** What to produce **
Among the records below, find each line that includes the string "desc" and copy it.

::::

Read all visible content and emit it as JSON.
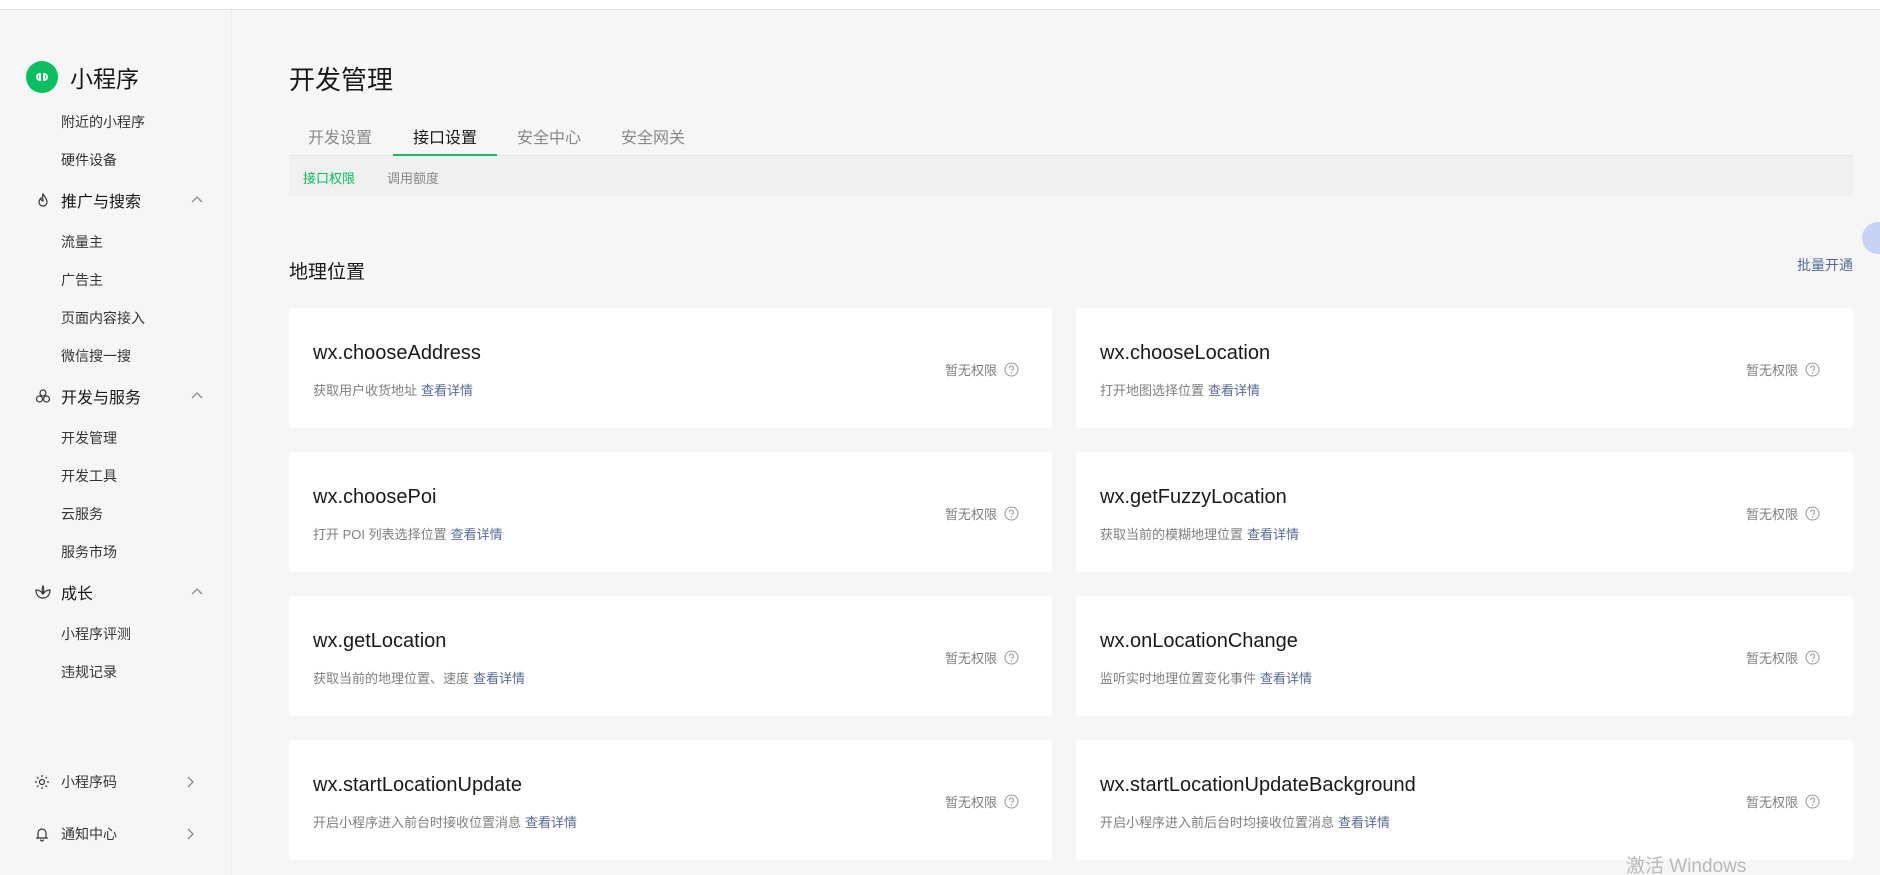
{
  "sidebar": {
    "logo_text": "小程序",
    "items_top": [
      "附近的小程序",
      "硬件设备"
    ],
    "groups": [
      {
        "label": "推广与搜索",
        "icon": "promotion-icon",
        "items": [
          "流量主",
          "广告主",
          "页面内容接入",
          "微信搜一搜"
        ]
      },
      {
        "label": "开发与服务",
        "icon": "dev-service-icon",
        "items": [
          "开发管理",
          "开发工具",
          "云服务",
          "服务市场"
        ]
      },
      {
        "label": "成长",
        "icon": "growth-icon",
        "items": [
          "小程序评测",
          "违规记录"
        ]
      }
    ],
    "bottom": [
      {
        "label": "小程序码",
        "icon": "qrcode-icon"
      },
      {
        "label": "通知中心",
        "icon": "bell-icon"
      }
    ]
  },
  "main": {
    "title": "开发管理",
    "tabs": [
      {
        "label": "开发设置",
        "active": false
      },
      {
        "label": "接口设置",
        "active": true
      },
      {
        "label": "安全中心",
        "active": false
      },
      {
        "label": "安全网关",
        "active": false
      }
    ],
    "subtabs": [
      {
        "label": "接口权限",
        "active": true
      },
      {
        "label": "调用额度",
        "active": false
      }
    ],
    "section_title": "地理位置",
    "batch_link": "批量开通",
    "detail_label": "查看详情",
    "cards": [
      {
        "name": "wx.chooseAddress",
        "desc": "获取用户收货地址",
        "status": "暂无权限"
      },
      {
        "name": "wx.chooseLocation",
        "desc": "打开地图选择位置",
        "status": "暂无权限"
      },
      {
        "name": "wx.choosePoi",
        "desc": "打开 POI 列表选择位置",
        "status": "暂无权限"
      },
      {
        "name": "wx.getFuzzyLocation",
        "desc": "获取当前的模糊地理位置",
        "status": "暂无权限"
      },
      {
        "name": "wx.getLocation",
        "desc": "获取当前的地理位置、速度",
        "status": "暂无权限"
      },
      {
        "name": "wx.onLocationChange",
        "desc": "监听实时地理位置变化事件",
        "status": "暂无权限"
      },
      {
        "name": "wx.startLocationUpdate",
        "desc": "开启小程序进入前台时接收位置消息",
        "status": "暂无权限"
      },
      {
        "name": "wx.startLocationUpdateBackground",
        "desc": "开启小程序进入前后台时均接收位置消息",
        "status": "暂无权限"
      }
    ]
  },
  "watermark": "激活 Windows",
  "colors": {
    "accent": "#07c160",
    "link": "#576b95"
  }
}
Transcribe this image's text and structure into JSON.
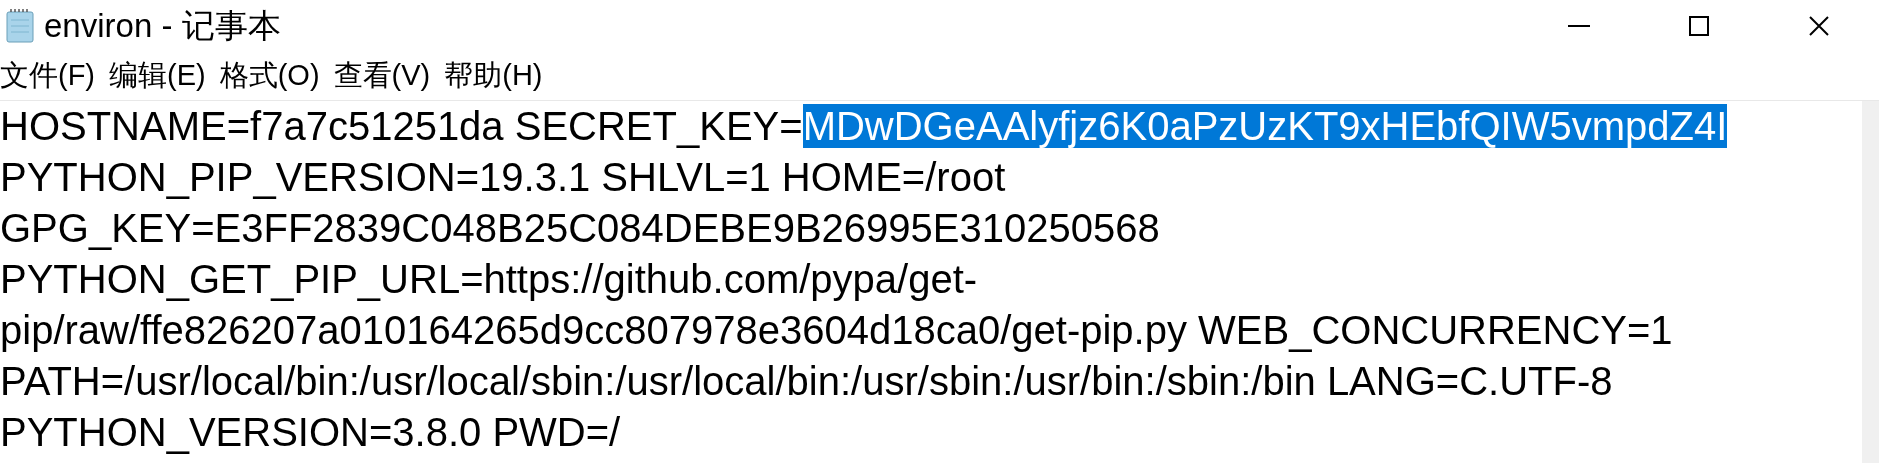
{
  "window": {
    "title": "environ - 记事本"
  },
  "menu": [
    {
      "label": "文件(F)"
    },
    {
      "label": "编辑(E)"
    },
    {
      "label": "格式(O)"
    },
    {
      "label": "查看(V)"
    },
    {
      "label": "帮助(H)"
    }
  ],
  "editor": {
    "lines": [
      [
        {
          "text": "HOSTNAME=f7a7c51251da SECRET_KEY=",
          "selected": false
        },
        {
          "text": "MDwDGeAAlyfjz6K0aPzUzKT9xHEbfQIW5vmpdZ4I",
          "selected": true
        }
      ],
      [
        {
          "text": "PYTHON_PIP_VERSION=19.3.1 SHLVL=1 HOME=/root",
          "selected": false
        }
      ],
      [
        {
          "text": "GPG_KEY=E3FF2839C048B25C084DEBE9B26995E310250568",
          "selected": false
        }
      ],
      [
        {
          "text": "PYTHON_GET_PIP_URL=https://github.com/pypa/get-",
          "selected": false
        }
      ],
      [
        {
          "text": "pip/raw/ffe826207a010164265d9cc807978e3604d18ca0/get-pip.py WEB_CONCURRENCY=1",
          "selected": false
        }
      ],
      [
        {
          "text": "PATH=/usr/local/bin:/usr/local/sbin:/usr/local/bin:/usr/sbin:/usr/bin:/sbin:/bin LANG=C.UTF-8",
          "selected": false
        }
      ],
      [
        {
          "text": "PYTHON_VERSION=3.8.0 PWD=/",
          "selected": false
        }
      ]
    ]
  }
}
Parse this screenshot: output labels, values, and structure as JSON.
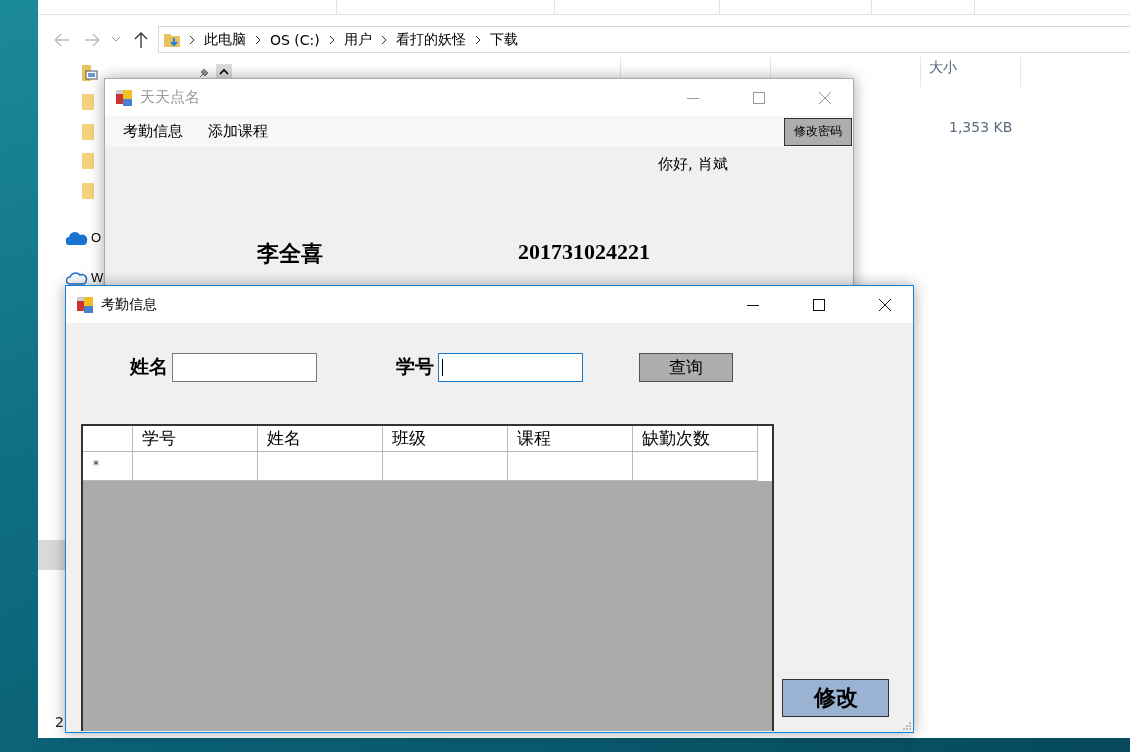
{
  "explorer": {
    "breadcrumb": [
      "此电脑",
      "OS (C:)",
      "用户",
      "看打的妖怪",
      "下载"
    ],
    "nav_items": [
      {
        "kind": "pictures",
        "pinned": true
      },
      {
        "kind": "folder"
      },
      {
        "kind": "folder"
      },
      {
        "kind": "folder"
      },
      {
        "kind": "folder"
      },
      {
        "kind": "onedrive",
        "label": "O"
      },
      {
        "kind": "cloud",
        "label": "W"
      }
    ],
    "columns": [
      "大小"
    ],
    "file_size": "1,353 KB",
    "status_text": "2"
  },
  "main_window": {
    "title": "天天点名",
    "menu": [
      "考勤信息",
      "添加课程"
    ],
    "change_password_button": "修改密码",
    "greeting": "你好, 肖斌",
    "student_name": "李全喜",
    "student_id": "201731024221"
  },
  "attendance_window": {
    "title": "考勤信息",
    "fields": [
      {
        "label": "姓名",
        "focused": false
      },
      {
        "label": "学号",
        "focused": true
      }
    ],
    "query_button": "查询",
    "grid": {
      "columns": [
        "学号",
        "姓名",
        "班级",
        "课程",
        "缺勤次数"
      ],
      "new_row_marker": "*"
    },
    "edit_button": "修改"
  }
}
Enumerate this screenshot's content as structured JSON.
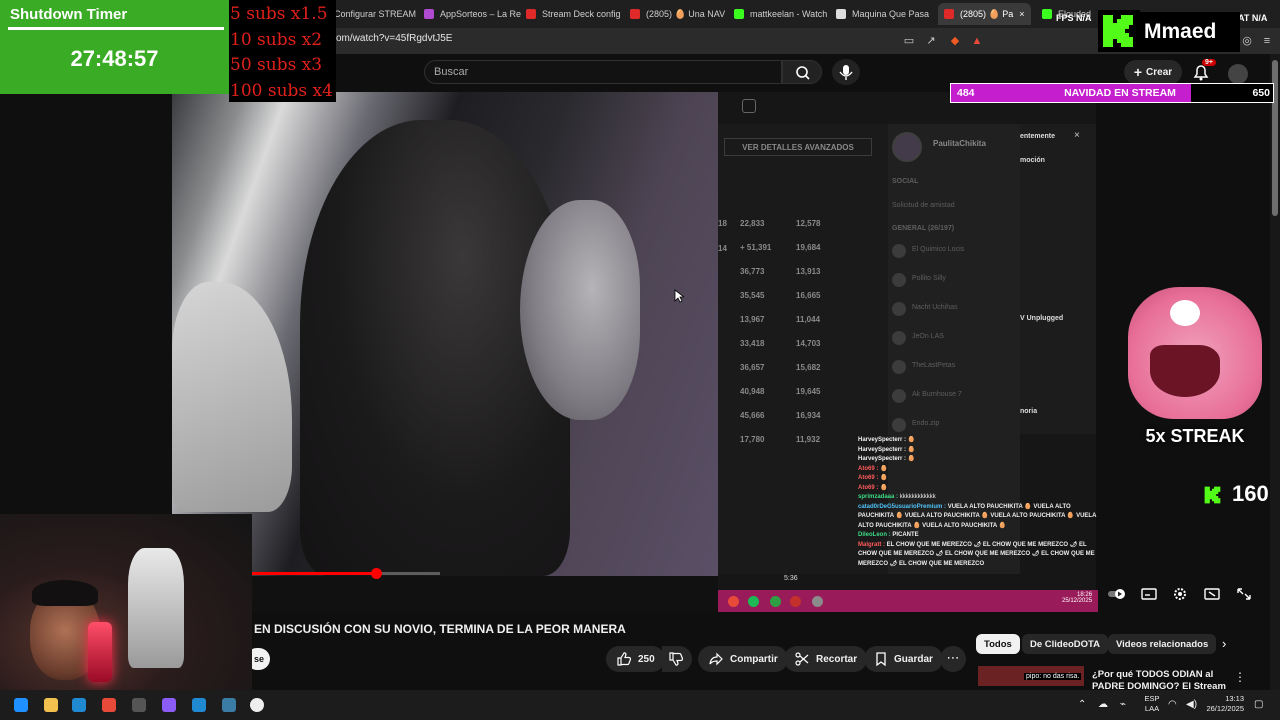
{
  "browser": {
    "tabs": [
      {
        "label": "Configurar STREAM",
        "color": "#e04b2c"
      },
      {
        "label": "AppSorteos – La Re",
        "color": "#b04ad0"
      },
      {
        "label": "Stream Deck config",
        "color": "#e02a2a"
      },
      {
        "label": "(2805) 🥚 Una NAV",
        "color": "#e02a2a"
      },
      {
        "label": "mattkeelan - Watch",
        "color": "#3aff1e"
      },
      {
        "label": "Maquina Que Pasa",
        "color": "#dddddd"
      },
      {
        "label": "(2805) 🥚 Pa",
        "color": "#e02a2a"
      },
      {
        "label": "Elouded",
        "color": "#3aff1e"
      }
    ],
    "url": "om/watch?v=45fRgdvtJ5E",
    "fps_label": "FPS",
    "fps_value": "N/A",
    "stat_label": "AT",
    "stat_value": "N/A"
  },
  "youtube": {
    "search_placeholder": "Buscar",
    "create_label": "Crear",
    "notif_count": "9+",
    "video_title": "EN DISCUSIÓN CON SU NOVIO, TERMINA DE LA PEOR MANERA",
    "subscribe_fragment": "se",
    "likes": "250",
    "share_label": "Compartir",
    "clip_label": "Recortar",
    "save_label": "Guardar",
    "progress_fraction": 0.66,
    "chips": [
      "Todos",
      "De ClideoDOTA",
      "Videos relacionados"
    ],
    "related_title": "¿Por qué TODOS ODIAN al PADRE DOMINGO? El Stream",
    "related_overlay": "pipo: no das risa."
  },
  "game": {
    "advanced_button": "VER DETALLES AVANZADOS",
    "stats": [
      [
        "22,833",
        "12,578"
      ],
      [
        "+ 51,391",
        "19,684"
      ],
      [
        "36,773",
        "13,913"
      ],
      [
        "35,545",
        "16,665"
      ],
      [
        "13,967",
        "11,044"
      ],
      [
        "33,418",
        "14,703"
      ],
      [
        "36,657",
        "15,682"
      ],
      [
        "40,948",
        "19,645"
      ],
      [
        "45,666",
        "16,934"
      ],
      [
        "17,780",
        "11,932"
      ]
    ],
    "left_edge_numbers": [
      "18",
      "14"
    ],
    "player_time": "5:36",
    "friend_name": "PaulitaChikita",
    "friend_section": "SOCIAL",
    "friend_request": "Solicitud de amistad",
    "friend_group": "GENERAL (26/197)",
    "friends": [
      "El Quimico Locis",
      "Pollito Silly",
      "Nacht Uchihas",
      "JeOn LAS",
      "TheLastPetas",
      "Ak Burnhouse 7",
      "Endo.zip"
    ],
    "side_items": [
      "entemente",
      "moción",
      "V Unplugged",
      "noria"
    ],
    "clock_time": "18:26",
    "clock_date": "25/12/2025"
  },
  "chat": [
    {
      "user": "HarveySpecterr :",
      "msg": "🥚",
      "color": "#f2f2f2"
    },
    {
      "user": "HarveySpecterr :",
      "msg": "🥚",
      "color": "#f2f2f2"
    },
    {
      "user": "HarveySpecterr :",
      "msg": "🥚",
      "color": "#f2f2f2"
    },
    {
      "user": "Ato69 :",
      "msg": "🥚",
      "color": "#ff5a5a"
    },
    {
      "user": "Ato69 :",
      "msg": "🥚",
      "color": "#ff5a5a"
    },
    {
      "user": "Ato69 :",
      "msg": "🥚",
      "color": "#ff5a5a"
    },
    {
      "user": "sprimzadaaa :",
      "msg": "kkkkkkkkkkkk",
      "color": "#3ddc84"
    },
    {
      "user": "catad0rDeG5usuarioPremium :",
      "msg": "VUELA ALTO PAUCHIKITA 🥚 VUELA ALTO PAUCHIKITA 🥚 VUELA ALTO PAUCHIKITA 🥚 VUELA ALTO PAUCHIKITA 🥚 VUELA ALTO PAUCHIKITA 🥚 VUELA ALTO PAUCHIKITA 🥚",
      "color": "#4fc3f7"
    },
    {
      "user": "DileoLeon :",
      "msg": "PICANTE",
      "color": "#3ddc84"
    },
    {
      "user": "Malgratt :",
      "msg": "EL CHOW QUE ME MEREZCO 🌶 EL CHOW QUE ME MEREZCO 🌶 EL CHOW QUE ME MEREZCO 🌶 EL CHOW QUE ME MEREZCO 🌶 EL CHOW QUE ME MEREZCO 🌶 EL CHOW QUE ME MEREZCO",
      "color": "#ff5a5a"
    }
  ],
  "overlay": {
    "timer_label": "Shutdown Timer",
    "timer_value": "27:48:57",
    "subs": [
      "5 subs x1.5",
      "10 subs x2",
      "50 subs x3",
      "100 subs x4"
    ],
    "kick_user": "Mmaed",
    "goal_current": "484",
    "goal_title": "NAVIDAD EN STREAM",
    "goal_max": "650",
    "goal_fraction": 0.745,
    "streak_label": "5x STREAK",
    "kick_count": "160",
    "kick_green": "#53fc18",
    "goal_color": "#c51ecf"
  },
  "taskbar": {
    "lang": "ESP",
    "lang_sub": "LAA",
    "time": "13:13",
    "date": "26/12/2025"
  }
}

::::

** Written solution **
        "desc": "获取用户收货地址",
        "desc": "打开地图选择位置",
        "desc": "打开 POI 列表选择位置",
        "desc": "获取当前的模糊地理位置",
        "desc": "获取当前的地理位置、速度",
        "desc": "监听实时地理位置变化事件",
        "desc": "开启小程序进入前台时接收位置消息",
        "desc": "开启小程序进入前后台时均接收位置消息",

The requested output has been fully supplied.